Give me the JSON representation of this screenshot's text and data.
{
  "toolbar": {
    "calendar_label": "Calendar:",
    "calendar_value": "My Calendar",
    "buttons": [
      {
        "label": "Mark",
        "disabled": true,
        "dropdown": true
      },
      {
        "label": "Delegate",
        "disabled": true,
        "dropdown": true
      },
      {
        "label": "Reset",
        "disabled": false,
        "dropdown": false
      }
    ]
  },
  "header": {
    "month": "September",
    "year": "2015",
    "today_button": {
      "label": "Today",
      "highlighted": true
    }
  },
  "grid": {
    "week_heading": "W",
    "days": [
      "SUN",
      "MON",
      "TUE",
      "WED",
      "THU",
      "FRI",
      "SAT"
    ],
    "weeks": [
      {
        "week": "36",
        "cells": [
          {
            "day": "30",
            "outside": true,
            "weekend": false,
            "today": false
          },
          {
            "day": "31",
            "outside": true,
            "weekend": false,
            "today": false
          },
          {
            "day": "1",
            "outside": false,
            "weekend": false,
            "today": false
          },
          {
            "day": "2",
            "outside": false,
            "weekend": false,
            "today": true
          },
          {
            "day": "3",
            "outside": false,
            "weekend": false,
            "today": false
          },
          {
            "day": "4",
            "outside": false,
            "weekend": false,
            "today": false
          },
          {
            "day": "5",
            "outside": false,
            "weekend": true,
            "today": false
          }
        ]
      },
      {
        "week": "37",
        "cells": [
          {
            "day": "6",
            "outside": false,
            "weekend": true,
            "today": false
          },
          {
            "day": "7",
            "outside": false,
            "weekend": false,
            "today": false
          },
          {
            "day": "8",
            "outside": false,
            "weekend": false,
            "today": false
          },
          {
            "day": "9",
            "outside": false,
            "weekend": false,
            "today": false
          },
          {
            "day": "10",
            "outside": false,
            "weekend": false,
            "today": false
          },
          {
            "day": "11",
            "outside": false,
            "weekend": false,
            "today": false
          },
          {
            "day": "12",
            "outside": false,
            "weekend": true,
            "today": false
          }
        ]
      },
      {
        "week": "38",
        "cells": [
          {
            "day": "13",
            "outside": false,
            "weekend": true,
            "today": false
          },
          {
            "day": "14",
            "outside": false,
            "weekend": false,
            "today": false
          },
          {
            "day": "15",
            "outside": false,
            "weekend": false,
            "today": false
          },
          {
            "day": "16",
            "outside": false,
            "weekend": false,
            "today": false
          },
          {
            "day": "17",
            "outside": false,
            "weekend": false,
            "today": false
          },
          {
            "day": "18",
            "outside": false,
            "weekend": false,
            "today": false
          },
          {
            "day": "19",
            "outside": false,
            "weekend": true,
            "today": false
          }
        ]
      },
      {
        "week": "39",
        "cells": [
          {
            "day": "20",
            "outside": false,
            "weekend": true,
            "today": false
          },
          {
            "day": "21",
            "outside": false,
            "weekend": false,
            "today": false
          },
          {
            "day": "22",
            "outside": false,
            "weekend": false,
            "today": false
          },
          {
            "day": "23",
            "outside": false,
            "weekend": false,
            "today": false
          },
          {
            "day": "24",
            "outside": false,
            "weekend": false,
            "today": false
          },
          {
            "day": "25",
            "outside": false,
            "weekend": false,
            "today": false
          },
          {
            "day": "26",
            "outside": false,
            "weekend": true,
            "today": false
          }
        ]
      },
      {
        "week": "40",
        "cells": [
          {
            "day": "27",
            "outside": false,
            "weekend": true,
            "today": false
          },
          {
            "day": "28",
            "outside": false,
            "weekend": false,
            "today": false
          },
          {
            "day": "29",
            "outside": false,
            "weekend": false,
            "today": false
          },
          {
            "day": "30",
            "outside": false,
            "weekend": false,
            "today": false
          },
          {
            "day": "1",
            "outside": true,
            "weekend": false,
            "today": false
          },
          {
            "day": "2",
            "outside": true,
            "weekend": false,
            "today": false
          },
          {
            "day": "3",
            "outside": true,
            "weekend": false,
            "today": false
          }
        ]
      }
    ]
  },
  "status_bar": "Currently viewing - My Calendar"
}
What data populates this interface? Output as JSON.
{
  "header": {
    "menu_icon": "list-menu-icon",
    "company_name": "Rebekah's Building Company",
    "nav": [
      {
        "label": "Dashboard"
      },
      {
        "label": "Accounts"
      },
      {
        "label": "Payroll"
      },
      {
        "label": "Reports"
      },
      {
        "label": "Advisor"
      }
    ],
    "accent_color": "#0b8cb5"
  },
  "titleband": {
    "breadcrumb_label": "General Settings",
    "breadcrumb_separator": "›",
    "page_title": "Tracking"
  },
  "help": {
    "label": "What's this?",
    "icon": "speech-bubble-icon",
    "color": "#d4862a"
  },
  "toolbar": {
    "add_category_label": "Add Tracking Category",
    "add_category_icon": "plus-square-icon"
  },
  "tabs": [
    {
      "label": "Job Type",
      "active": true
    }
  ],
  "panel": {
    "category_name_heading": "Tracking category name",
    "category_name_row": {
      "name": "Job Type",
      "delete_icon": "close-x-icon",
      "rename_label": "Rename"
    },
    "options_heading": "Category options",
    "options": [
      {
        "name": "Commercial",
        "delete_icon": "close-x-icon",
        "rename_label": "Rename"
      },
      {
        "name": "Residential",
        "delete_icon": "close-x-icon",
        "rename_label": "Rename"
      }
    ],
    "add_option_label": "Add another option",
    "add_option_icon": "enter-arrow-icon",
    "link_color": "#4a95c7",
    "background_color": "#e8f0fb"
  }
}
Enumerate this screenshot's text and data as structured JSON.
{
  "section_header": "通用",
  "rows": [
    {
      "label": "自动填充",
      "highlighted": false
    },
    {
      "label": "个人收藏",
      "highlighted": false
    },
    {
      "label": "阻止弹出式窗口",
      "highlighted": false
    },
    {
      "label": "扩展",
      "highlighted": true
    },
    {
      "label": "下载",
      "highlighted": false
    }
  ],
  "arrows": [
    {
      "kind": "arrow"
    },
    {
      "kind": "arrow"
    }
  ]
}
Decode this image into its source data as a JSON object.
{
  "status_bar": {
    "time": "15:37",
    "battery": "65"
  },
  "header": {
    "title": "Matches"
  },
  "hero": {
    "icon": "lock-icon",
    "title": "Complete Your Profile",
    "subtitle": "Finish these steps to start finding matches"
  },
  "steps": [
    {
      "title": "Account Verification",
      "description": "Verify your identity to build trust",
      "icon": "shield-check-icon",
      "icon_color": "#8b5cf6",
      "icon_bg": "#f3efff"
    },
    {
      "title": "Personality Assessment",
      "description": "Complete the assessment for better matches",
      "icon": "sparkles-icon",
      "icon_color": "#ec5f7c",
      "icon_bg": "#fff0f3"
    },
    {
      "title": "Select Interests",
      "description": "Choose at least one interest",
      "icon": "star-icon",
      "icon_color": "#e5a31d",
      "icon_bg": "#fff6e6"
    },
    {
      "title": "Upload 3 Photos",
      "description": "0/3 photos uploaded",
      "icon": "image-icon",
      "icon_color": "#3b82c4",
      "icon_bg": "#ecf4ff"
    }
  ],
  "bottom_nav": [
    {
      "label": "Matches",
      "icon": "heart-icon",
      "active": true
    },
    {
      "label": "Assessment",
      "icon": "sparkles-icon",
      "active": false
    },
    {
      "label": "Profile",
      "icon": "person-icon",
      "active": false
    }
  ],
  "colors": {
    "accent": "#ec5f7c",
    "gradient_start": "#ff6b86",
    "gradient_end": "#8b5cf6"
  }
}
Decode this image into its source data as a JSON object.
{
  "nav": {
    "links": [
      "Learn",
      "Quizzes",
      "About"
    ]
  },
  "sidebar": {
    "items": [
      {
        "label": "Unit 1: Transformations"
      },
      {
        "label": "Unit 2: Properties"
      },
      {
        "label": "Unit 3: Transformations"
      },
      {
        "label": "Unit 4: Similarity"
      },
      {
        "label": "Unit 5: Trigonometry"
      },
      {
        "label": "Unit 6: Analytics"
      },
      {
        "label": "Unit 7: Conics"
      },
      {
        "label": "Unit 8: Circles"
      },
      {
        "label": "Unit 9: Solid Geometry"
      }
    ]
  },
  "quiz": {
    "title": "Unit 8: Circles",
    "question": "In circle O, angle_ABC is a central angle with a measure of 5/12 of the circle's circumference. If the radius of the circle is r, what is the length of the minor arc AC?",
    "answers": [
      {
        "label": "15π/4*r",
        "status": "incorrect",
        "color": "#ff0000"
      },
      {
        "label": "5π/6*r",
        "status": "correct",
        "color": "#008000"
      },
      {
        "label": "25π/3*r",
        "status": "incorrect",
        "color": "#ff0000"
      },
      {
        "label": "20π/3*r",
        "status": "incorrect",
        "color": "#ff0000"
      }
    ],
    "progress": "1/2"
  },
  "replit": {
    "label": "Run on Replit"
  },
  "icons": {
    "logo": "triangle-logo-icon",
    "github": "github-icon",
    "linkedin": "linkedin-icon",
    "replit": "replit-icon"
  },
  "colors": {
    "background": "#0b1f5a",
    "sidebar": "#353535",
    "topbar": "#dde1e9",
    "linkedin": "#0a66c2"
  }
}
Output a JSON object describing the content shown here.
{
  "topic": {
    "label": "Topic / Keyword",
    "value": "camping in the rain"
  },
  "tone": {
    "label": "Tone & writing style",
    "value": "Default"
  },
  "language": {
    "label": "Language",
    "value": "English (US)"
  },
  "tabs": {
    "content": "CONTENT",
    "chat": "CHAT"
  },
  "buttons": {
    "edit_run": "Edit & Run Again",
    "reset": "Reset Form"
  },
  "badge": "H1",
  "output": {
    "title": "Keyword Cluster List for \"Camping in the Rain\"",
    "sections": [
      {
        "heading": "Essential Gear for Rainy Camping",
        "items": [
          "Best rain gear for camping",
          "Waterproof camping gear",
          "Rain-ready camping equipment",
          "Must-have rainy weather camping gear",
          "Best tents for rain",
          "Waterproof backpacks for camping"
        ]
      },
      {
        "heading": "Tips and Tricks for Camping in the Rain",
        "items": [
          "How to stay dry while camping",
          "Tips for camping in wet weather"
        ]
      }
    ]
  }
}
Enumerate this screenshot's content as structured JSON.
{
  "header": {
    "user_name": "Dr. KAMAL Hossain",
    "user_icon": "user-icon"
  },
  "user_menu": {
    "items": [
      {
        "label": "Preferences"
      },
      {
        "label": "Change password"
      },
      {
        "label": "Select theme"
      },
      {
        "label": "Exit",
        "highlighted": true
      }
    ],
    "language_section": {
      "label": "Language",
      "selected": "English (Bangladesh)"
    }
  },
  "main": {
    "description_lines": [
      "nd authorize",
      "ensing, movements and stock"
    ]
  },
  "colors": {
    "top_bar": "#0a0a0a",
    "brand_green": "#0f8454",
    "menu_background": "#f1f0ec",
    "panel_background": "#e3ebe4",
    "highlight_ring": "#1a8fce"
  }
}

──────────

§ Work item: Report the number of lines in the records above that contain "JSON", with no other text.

§ Expected answer: 7